The Earth chapter of the movie as already mentioned is a far superior section of the movie and this is also because of the weird nineties nostalgia kick the film seems intent on. Additionally, Nick Fury and Agent Coulson arrive. The chemistry between Jackson and Larson is a well-developed delight that carries through from their other films.

The use of the past also allows Captain Marvel to tell more than the character’s origin story with Avengers and Nick Fury’s all get a beat. Oh, and the Stan Lee tribute truly wonderful.

Wading into any commentary about how Captain Marvel portrays feminism is a bit of a minefield for a man. But characters such as Rey, Diana, Michael Bernamm all represent awesome change that gatekeepers often kept guarded only decades ago.

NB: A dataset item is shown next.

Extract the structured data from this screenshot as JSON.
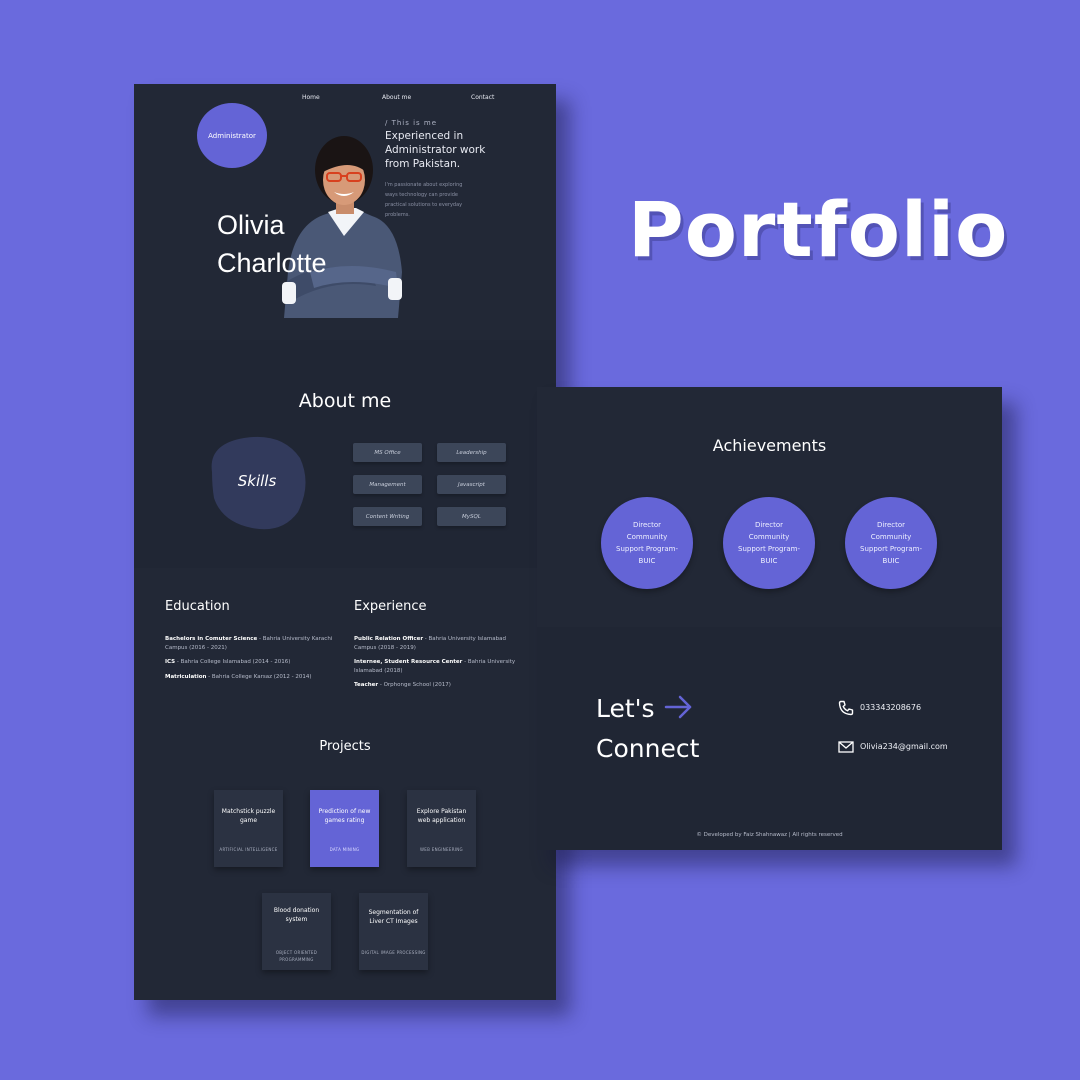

There characters are iconic in part their struggle against patriarchy wasn’t cliché or undercooked. Here in Captain Marvel it borders on cringey at times. Vers as she’s training to become a Kree and is told that she’s too emotional to be one. They say it out loud not imply it and it has these scattered awkward and cringey moments throughout.

Maybe it’s trying to walk a line for the gatekeepers, the idiots who can’t accept any comments Brie Larson says about inclusion, but it feels really forced. It’s more noticeable because there are moments when the film issues about gender work organically. As Carol tries to uncover her memory there are these moments when someone (usually a man) essentially told her to stay down, stop trying because she is a woman. The pain of those memories forces her to get back up, like she has always done before in a fight scene. It works because it is core to her character, and actually add heart to the film. Still one can’t help but see Captain Marvel as a great and strong example for a lot for younger audience and a fist to the face of those would question creative choices involving women from the anonymity of a message board.

Captain Marvel Review Cheat Sheet.

Looking over my review, Captain Marvel seems like a real mixed bag on paper but I think the weight of makes it work far outweigh anything that drags it down. From casting chemistry to an intriguing origin story all outweigh some choppy space alien story telling and some cringey forced scenarios to explore empowerment. Captain Marvel as a hero and as a film is entertaining and sets a direction for not only future episodes of the MCU but also the female lead future of that cinematic universe.

+ Brie Larson and the cast are excellent.

+ The ‘Earth’ chapter of the film as unravelling mystery works well.

+The nineties nostalgia kick works well.

-The space and super stuff are far less compelling.

-Some awkward and forced situations being used to explore gender issues in a movie that speaks to it organically without them.